Source: Middle School Reading Lists 100 Years Ago vs. Today | The Federalist Papers
I agree with The Federalist Papers. Here are some quotes from the post:
One of the striking features of the Edina list is how recent the titles are. Many of the selections were published in the 21st century. In fact, only four of the selections are more than 20 years old. In comparison, over half of the titles on the first list were at least 20 years old in 1908, with many of them averaging between 50 to 100 years old.
Older is not necessarily better, but the books on the first list suggest that schools of the past were more likely to give their students time-tested, classic literature, rather than books whose popularity may happen to be a passing fad…

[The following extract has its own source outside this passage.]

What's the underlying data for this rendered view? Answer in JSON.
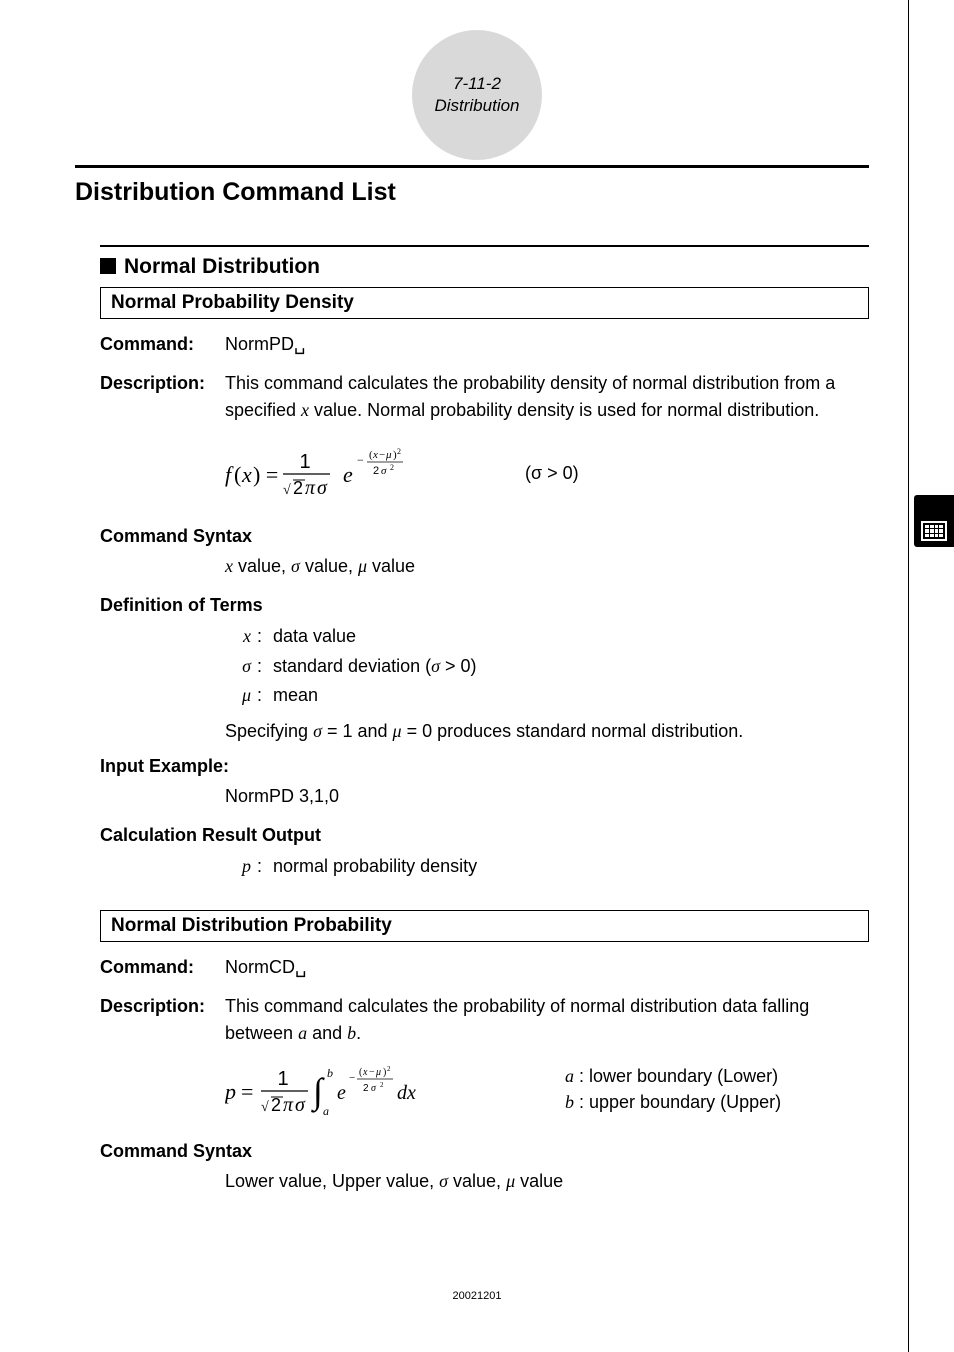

A second striking difference between the two book lists are the themes they explore. The first is full of historical references and settings which stretch from ancient Greece (Tanglewood Tales) to the Middle Ages (Harold, Last of Saxon Kings) to the founding of America (Courtship of Miles Standish). Through highly recognized authors such as Longfellow, Stevenson, Kipling, and Dickens, these titles introduce children to a vast array of themes crucial to understanding the foundations upon which America and western civilization were built…
It’s good for children to understand the world in which they live, but as with any area in life, you can have too much of a good thing. A continual focus on modern literature narrows the lens through which children can view and interpret the world. Would it not be better to broaden their horizons and expose them to a balance of both old and new literature?
Click through the link and read on for more.
Two thoughts brought to mind by the above:
To Americans familiar only with Henry’s blazing “Liberty or Death” oration of 1775, it may come as a shock to learn that Henry opposed the adoption of the Constitution.
Source: Why Did Patrick Henry Oppose the Constitution? – The Imaginative Conservative
To Americans familiar only with Henry’s blazing “Liberty or Death” oration of 1775, it may come as a shock to learn that Henry opposed the adoption of the Constitution. Henry always had a flair for the dramatic, but on this occasion, Mother Nature offered him an improbable assist: As he thundered against the dangers of the new centralized government, a howling storm rose outside the Richmond hall. Frightened delegates scurried to take cover.
A memorable scene, to be sure, but how could the man who cried “give me liberty or give me death,” this patriot who penned Virginia’s resolves against the Stamp Act in 1765, not support the Constitution? The answer was pretty simple: Henry thought that the American Revolution was, at root, a rebellion against the coercive power of the British government. In particular, it was a rebellion against unjust British taxes. Henry, therefore, thought it was madness for Americans to place that same kind of consolidated political authority over themselves again…
A most interesting treatment of an era and an episode in American history of which most Americans know little or nothing! I myself knew only parts of this. Of special note is his discussion of the successes, as well as failures, of the American government under the Articles of Confederation – a part of our history which is almost complete terra incognita to many (most) contemporary Americans. Well worth a read!
Nota Bene: I should note that I do not entirely agree with the assertion that “In particular, [the American Revolution] was a rebellion against unjust British taxes.” It was a rebellion against many things, of which taxes were one important one – but only one. Continue reading “Why Did Patrick Henry Oppose the Constitution? – The Imaginative Conservative”